Tread patterns are the network of grooves that form the outer surface on most tires. These grooves exist to draw water away from the tire's contact with the road and thereby increase handling in wet weather and reduce the risk of aquaplaning.

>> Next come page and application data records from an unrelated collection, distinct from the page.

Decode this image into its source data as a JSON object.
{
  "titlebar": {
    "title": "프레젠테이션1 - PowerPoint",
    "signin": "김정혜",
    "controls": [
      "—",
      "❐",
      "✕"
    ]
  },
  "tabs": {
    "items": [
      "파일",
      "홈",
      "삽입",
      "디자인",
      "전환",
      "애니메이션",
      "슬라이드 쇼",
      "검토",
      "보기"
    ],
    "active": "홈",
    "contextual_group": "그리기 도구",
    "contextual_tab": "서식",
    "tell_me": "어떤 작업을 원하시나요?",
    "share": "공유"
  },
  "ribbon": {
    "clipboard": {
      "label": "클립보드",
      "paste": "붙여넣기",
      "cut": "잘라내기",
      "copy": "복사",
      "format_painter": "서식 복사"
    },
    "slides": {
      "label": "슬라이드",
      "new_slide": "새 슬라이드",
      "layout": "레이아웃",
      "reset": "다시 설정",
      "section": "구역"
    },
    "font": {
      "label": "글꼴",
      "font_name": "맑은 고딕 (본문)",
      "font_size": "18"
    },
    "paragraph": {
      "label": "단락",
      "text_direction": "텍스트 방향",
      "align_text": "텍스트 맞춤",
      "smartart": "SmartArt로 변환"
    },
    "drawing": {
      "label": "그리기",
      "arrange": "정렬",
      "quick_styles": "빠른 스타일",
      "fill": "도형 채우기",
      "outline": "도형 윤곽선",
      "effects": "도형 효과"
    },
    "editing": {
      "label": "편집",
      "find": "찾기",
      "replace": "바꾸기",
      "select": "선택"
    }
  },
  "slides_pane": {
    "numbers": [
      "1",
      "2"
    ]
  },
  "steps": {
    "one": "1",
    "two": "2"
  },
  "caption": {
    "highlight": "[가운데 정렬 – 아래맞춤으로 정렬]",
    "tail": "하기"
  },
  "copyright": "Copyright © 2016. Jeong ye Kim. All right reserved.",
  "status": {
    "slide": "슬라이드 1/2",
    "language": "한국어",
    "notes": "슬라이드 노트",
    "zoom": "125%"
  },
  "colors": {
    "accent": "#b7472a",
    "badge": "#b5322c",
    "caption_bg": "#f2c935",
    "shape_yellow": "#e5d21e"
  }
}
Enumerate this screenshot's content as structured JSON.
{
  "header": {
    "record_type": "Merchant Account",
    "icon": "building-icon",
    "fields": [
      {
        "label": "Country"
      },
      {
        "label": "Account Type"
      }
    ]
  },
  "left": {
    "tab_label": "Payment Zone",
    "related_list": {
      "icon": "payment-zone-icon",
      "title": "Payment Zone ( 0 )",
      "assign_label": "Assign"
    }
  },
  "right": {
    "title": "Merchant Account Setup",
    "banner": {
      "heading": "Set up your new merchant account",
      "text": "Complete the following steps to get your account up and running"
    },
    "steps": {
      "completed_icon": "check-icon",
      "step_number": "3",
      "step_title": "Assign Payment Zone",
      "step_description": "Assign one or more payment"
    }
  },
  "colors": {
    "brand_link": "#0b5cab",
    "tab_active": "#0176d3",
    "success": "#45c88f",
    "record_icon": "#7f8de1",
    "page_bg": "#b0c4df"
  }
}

The design of these grooves is has a large effect on a tire's handling and also the amount of noise it produces. This noise reduction from the addition of grooves is especially pronounced at higher speeds with the opposite extreme of blank slick tires being profoundly louder. Different tread pattern reduce noise in different amounts and tire engineers generally try to make the sound come through as a tolerable white noise. This is generally achieved by a slight degree of randomness in the tread blocks of the tire as this stops the pitch generated by the tire rolling on the road from being one intense pitch .